Addis Ababa — The African Continent today stands at a sustainable development crossroads.
On the one hand, the economic and governance picture suggests that Africa is poised to play a major role in the world—with burgeoning trade, investment, and demographic and population trends that, while posing living standard issues, also promise robust and expanding markets.
The political landscape also continues to strengthen with greater peaceful transfers of power, improved regulations, and economic integration within regional blocks as well as the implementation of the Africa Continental Free Trade Agreement.
Unknown to many, Africa, over the past six years, has consistently topped the ease doing business assessment in terms of the number of business regulatory reforms, particularly with regard to contract enforcement. Furthermore, many of the non-resource rich countries have registered consistently high growth.
At the same time, Africa’s sustainable development challenges are real and serious.
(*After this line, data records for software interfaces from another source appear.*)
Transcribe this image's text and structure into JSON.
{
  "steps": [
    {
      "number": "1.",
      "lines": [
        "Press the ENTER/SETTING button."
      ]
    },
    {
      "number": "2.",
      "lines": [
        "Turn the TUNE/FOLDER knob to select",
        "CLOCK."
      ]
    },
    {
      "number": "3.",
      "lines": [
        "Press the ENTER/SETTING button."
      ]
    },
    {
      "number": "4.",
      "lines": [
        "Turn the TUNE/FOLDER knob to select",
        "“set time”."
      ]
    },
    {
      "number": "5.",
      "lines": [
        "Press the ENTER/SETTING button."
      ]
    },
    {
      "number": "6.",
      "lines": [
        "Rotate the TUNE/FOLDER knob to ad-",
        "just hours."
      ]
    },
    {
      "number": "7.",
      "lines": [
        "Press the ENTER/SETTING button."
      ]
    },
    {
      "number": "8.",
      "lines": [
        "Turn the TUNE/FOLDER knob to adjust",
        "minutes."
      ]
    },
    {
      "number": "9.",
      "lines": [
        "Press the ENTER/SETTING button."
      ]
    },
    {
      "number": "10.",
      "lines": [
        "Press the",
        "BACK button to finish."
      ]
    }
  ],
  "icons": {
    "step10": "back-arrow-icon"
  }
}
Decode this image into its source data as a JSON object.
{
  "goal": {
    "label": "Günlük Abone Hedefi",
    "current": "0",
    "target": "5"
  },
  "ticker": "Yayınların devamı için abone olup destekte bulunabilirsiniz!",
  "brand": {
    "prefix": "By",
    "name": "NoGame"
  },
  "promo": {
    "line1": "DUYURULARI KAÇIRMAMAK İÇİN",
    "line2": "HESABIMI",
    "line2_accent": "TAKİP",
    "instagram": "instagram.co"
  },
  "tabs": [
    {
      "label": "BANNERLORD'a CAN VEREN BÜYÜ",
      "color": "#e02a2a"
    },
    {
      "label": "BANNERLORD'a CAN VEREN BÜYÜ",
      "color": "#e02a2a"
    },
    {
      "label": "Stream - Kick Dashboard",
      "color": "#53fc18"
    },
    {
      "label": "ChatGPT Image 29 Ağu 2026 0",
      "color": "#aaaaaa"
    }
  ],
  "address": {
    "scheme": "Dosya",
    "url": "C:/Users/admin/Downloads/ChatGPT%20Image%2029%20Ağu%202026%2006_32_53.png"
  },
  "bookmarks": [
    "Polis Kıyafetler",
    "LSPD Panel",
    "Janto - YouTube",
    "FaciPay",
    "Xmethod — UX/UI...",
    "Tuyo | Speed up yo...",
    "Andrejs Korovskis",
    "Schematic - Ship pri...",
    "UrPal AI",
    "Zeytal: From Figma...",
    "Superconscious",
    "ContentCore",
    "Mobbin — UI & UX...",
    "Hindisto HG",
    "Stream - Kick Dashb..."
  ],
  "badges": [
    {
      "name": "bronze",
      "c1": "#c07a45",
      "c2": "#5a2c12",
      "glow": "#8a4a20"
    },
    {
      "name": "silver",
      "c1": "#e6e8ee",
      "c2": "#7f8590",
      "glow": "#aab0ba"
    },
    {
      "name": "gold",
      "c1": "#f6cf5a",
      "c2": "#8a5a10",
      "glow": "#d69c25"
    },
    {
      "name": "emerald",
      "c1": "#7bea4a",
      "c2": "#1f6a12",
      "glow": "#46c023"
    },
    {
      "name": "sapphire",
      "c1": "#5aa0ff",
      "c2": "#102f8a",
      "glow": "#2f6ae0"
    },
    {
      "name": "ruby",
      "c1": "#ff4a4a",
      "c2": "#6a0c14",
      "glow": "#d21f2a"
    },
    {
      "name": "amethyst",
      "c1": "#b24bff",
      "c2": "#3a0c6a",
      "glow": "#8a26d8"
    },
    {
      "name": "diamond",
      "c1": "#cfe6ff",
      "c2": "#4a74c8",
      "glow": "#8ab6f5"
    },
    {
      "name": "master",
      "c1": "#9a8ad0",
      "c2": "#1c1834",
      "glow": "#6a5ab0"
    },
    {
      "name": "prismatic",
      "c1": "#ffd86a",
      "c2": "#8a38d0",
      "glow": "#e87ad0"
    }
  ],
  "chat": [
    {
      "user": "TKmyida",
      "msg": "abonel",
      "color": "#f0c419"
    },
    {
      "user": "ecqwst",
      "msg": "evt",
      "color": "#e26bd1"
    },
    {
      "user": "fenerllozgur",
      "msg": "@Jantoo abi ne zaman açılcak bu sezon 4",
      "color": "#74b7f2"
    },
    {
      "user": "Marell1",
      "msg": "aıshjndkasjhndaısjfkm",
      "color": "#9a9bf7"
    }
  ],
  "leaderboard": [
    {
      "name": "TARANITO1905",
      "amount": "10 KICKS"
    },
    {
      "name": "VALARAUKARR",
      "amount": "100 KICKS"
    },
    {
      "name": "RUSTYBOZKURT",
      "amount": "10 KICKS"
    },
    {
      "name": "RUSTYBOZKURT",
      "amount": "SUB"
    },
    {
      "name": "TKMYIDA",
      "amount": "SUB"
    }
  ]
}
While it is difficult to generalize about this vast and enthralling continent, widespread poverty remains a fact of life in many countries, overall Africa suffers from a range of environmental threats and problems—including climate change, water pollution, sanitation deficits, and deforestation.
And then there’s energy.
The lack of energy – traditional or renewable – for health care, agriculture, education, and economic diversification remains a critical barrier to overall growth and prosperity on the continent.
According the Economic Commission for Africa, nearly 600 million Africans (about half the population) lack access to electricity, with 110 million of these living in urban areas—all within proximity of existing power grids. Failures and inefficiencies in energy transmission infrastructure, combined with high costs of last-mile connections to rural communities and other factors, mean that many Africans are moving off-grid – choosing expensive options like generators and in some instances constructing home and mini-grid solar systems in their communities.